▶ _Exercise requirements_: Within the records below, find each line with the word "time" and copy it out.

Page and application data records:
%%

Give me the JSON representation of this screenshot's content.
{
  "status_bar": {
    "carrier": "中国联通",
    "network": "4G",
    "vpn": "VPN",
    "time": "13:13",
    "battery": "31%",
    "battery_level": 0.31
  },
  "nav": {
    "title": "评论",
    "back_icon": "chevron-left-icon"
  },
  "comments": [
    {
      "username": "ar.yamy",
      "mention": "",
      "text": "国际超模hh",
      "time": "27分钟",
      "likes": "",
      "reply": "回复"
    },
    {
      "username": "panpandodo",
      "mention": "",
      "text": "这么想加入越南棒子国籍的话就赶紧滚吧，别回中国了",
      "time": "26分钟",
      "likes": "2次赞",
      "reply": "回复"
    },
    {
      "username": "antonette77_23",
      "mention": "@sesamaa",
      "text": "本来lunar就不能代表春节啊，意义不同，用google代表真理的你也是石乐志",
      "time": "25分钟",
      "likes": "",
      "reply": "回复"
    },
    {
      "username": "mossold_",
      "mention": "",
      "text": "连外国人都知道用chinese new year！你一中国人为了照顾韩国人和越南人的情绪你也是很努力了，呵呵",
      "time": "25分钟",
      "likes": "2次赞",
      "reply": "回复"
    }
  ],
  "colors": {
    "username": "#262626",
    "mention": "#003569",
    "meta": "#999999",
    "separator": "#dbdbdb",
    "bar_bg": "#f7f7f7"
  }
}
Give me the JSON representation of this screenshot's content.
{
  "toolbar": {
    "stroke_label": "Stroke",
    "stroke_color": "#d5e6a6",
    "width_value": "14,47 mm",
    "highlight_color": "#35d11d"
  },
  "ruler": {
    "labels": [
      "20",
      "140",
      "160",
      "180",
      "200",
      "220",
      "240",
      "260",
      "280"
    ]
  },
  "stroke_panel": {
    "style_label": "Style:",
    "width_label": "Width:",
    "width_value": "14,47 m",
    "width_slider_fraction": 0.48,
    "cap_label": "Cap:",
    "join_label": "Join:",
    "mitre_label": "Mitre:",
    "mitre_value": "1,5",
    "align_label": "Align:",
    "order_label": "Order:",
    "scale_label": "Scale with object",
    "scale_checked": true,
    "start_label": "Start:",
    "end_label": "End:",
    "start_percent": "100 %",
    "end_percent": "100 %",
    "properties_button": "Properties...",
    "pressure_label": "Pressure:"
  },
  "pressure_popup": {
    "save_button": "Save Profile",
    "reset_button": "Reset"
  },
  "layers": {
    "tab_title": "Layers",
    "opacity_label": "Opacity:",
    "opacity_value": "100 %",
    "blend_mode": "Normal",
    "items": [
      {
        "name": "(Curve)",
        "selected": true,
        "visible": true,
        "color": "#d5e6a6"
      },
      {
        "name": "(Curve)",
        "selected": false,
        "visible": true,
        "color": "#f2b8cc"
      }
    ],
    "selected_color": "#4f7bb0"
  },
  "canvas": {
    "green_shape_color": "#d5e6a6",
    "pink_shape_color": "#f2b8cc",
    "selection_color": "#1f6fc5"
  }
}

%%

▶ _Answer to this problem_:
    "time": "13:13",
      "time": "27分钟",
      "time": "26分钟",
      "time": "25分钟",
      "time": "25分钟",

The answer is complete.